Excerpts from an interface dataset
_ _ _ _ _ _ _

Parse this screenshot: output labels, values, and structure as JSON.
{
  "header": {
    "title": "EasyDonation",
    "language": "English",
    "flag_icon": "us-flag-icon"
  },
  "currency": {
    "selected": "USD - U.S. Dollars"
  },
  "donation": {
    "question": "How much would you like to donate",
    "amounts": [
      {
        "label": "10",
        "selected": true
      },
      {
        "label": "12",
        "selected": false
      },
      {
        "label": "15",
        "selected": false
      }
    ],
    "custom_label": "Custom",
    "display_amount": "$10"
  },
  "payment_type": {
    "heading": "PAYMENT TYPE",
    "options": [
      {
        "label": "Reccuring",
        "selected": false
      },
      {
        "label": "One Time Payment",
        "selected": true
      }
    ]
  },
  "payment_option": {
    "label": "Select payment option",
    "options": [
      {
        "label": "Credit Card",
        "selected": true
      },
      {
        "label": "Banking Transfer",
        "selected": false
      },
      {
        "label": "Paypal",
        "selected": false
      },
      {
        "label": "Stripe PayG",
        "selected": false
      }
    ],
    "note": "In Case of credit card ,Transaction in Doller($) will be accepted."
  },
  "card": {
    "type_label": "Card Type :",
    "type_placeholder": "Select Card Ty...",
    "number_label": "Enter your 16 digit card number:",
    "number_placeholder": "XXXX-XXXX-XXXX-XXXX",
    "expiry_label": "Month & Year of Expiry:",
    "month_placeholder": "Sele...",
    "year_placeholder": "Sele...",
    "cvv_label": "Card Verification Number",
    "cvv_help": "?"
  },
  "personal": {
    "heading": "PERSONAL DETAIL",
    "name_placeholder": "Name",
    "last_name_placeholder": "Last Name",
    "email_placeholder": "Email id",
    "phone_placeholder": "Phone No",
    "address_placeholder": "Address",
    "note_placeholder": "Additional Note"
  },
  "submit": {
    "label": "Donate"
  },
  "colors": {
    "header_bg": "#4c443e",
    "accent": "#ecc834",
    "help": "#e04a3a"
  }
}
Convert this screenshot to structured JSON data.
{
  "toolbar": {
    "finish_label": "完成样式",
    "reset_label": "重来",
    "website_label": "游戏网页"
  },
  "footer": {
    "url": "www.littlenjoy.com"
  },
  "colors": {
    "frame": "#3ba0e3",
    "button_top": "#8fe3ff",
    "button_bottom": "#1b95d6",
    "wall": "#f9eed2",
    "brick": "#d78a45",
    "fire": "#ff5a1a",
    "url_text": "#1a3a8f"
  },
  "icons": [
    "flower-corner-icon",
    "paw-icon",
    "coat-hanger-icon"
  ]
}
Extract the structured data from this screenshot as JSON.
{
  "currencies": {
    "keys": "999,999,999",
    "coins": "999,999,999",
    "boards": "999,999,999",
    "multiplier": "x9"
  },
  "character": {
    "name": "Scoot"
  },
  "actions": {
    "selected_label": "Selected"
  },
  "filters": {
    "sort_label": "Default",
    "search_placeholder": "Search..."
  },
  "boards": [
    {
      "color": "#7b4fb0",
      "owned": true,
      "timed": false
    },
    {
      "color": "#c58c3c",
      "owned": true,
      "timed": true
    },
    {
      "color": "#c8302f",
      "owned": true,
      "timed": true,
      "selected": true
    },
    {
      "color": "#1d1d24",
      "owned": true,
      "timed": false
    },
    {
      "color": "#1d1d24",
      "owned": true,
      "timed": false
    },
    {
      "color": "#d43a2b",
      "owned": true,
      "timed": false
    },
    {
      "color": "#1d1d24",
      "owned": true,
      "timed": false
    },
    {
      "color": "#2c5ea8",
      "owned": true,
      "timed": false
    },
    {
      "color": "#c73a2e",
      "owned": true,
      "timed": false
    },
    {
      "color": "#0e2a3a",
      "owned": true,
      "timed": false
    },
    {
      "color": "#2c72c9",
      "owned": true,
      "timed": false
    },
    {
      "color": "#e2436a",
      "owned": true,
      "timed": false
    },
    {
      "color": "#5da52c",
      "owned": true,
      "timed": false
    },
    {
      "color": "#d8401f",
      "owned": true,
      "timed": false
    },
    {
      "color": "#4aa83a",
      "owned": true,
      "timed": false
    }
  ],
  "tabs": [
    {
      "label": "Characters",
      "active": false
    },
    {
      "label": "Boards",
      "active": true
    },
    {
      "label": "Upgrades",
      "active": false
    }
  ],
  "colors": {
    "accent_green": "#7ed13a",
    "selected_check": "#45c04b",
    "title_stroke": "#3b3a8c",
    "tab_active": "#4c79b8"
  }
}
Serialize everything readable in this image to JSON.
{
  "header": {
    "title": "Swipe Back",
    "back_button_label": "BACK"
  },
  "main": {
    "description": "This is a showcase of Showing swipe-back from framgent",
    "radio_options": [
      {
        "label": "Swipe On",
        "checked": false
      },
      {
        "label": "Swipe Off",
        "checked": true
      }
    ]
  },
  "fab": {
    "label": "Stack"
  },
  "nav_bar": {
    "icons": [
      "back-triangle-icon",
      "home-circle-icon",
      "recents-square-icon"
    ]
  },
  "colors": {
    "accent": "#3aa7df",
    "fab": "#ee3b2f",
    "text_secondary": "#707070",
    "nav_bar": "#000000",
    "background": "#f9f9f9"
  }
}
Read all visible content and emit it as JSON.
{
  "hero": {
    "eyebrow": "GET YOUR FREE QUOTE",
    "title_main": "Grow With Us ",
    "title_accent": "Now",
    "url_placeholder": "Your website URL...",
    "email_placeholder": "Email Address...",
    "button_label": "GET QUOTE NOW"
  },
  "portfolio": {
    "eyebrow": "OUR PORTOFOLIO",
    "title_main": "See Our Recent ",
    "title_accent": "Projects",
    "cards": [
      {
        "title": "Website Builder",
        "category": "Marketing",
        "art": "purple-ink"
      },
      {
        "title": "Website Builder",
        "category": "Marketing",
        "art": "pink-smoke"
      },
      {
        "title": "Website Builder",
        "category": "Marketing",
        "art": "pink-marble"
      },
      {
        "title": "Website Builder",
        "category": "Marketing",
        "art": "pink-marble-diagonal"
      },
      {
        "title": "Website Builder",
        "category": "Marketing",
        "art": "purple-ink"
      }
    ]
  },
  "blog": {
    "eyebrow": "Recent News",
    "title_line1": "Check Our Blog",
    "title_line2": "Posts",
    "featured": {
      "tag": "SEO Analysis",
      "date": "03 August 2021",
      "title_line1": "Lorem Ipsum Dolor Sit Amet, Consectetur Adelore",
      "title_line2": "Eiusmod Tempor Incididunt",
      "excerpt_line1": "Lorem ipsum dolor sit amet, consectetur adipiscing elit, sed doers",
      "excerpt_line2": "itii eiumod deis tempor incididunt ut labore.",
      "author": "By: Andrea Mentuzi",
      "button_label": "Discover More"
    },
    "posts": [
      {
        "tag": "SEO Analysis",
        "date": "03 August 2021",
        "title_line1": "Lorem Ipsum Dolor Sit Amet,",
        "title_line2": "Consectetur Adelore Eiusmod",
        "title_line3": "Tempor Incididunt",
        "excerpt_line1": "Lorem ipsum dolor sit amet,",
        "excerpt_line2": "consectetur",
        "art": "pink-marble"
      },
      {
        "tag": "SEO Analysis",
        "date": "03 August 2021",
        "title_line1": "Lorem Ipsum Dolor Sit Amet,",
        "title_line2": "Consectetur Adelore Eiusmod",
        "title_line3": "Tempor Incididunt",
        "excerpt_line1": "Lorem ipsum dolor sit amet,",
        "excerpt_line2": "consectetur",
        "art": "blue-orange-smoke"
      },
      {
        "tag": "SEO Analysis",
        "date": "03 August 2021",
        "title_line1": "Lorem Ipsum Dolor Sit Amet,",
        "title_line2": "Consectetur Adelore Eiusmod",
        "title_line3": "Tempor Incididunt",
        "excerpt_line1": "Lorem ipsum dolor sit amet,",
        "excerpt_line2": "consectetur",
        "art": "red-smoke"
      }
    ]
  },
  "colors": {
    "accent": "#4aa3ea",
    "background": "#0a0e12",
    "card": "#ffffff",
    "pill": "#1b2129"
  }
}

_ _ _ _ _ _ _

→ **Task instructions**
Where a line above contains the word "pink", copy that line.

→ **Exercise output**
        "art": "pink-smoke"
        "art": "pink-marble"
        "art": "pink-marble-diagonal"
        "art": "pink-marble"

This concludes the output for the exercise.